_What this task involves_
Give every line from the entries that contains "的完全体吗".

_Data to use_
☆ ☆ ☆

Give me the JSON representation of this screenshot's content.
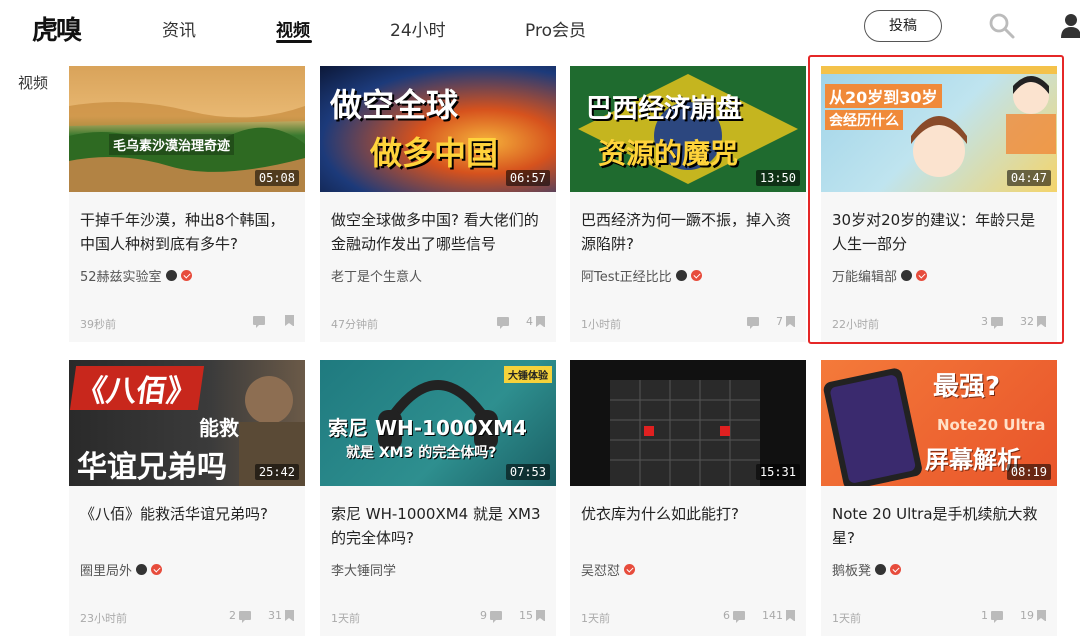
{
  "header": {
    "logo": "虎嗅",
    "nav": [
      "资讯",
      "视频",
      "24小时",
      "Pro会员"
    ],
    "active_nav": "视频",
    "submit_label": "投稿",
    "icons": [
      "search-icon",
      "user-icon"
    ]
  },
  "sidebar": {
    "label": "视频"
  },
  "videos": [
    {
      "thumb_text": "毛乌素沙漠治理奇迹",
      "duration": "05:08",
      "title": "干掉千年沙漠，种出8个韩国，中国人种树到底有多牛?",
      "author": "52赫兹实验室",
      "time": "39秒前",
      "comments": "",
      "saves": ""
    },
    {
      "thumb_text_1": "做空全球",
      "thumb_text_2": "做多中国",
      "duration": "06:57",
      "title": "做空全球做多中国? 看大佬们的金融动作发出了哪些信号",
      "author": "老丁是个生意人",
      "time": "47分钟前",
      "comments": "",
      "saves": "4"
    },
    {
      "thumb_text_1": "巴西经济崩盘",
      "thumb_text_2": "资源的魔咒",
      "duration": "13:50",
      "title": "巴西经济为何一蹶不振，掉入资源陷阱?",
      "author": "阿Test正经比比",
      "time": "1小时前",
      "comments": "",
      "saves": "7"
    },
    {
      "thumb_text_1": "从20岁到30岁",
      "thumb_text_2": "会经历什么",
      "duration": "04:47",
      "title": "30岁对20岁的建议：年龄只是人生一部分",
      "author": "万能编辑部",
      "time": "22小时前",
      "comments": "3",
      "saves": "32"
    },
    {
      "thumb_text_1": "《八佰》",
      "thumb_text_2": "能救",
      "thumb_text_3": "华谊兄弟吗",
      "duration": "25:42",
      "title": "《八佰》能救活华谊兄弟吗?",
      "author": "圈里局外",
      "time": "23小时前",
      "comments": "2",
      "saves": "31"
    },
    {
      "thumb_tag": "大锤体验",
      "thumb_text_1": "索尼 WH-1000XM4",
      "thumb_text_2": "就是 XM3 的完全体吗?",
      "duration": "07:53",
      "title": "索尼 WH-1000XM4 就是 XM3 的完全体吗?",
      "author": "李大锤同学",
      "time": "1天前",
      "comments": "9",
      "saves": "15"
    },
    {
      "duration": "15:31",
      "title": "优衣库为什么如此能打?",
      "author": "吴怼怼",
      "time": "1天前",
      "comments": "6",
      "saves": "141"
    },
    {
      "thumb_text_1": "最强?",
      "thumb_text_2": "Note20 Ultra",
      "thumb_text_3": "屏幕解析",
      "duration": "08:19",
      "title": "Note 20 Ultra是手机续航大救星?",
      "author": "鹅板凳",
      "time": "1天前",
      "comments": "1",
      "saves": "19"
    }
  ],
  "colors": {
    "highlight": "#e52727",
    "badge_red": "#e74c3c",
    "card_bg": "#f7f7f7"
  }
}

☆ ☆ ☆

_Solution below_
      "thumb_text_2": "就是 XM3 的完全体吗?",
      "title": "索尼 WH-1000XM4 就是 XM3 的完全体吗?",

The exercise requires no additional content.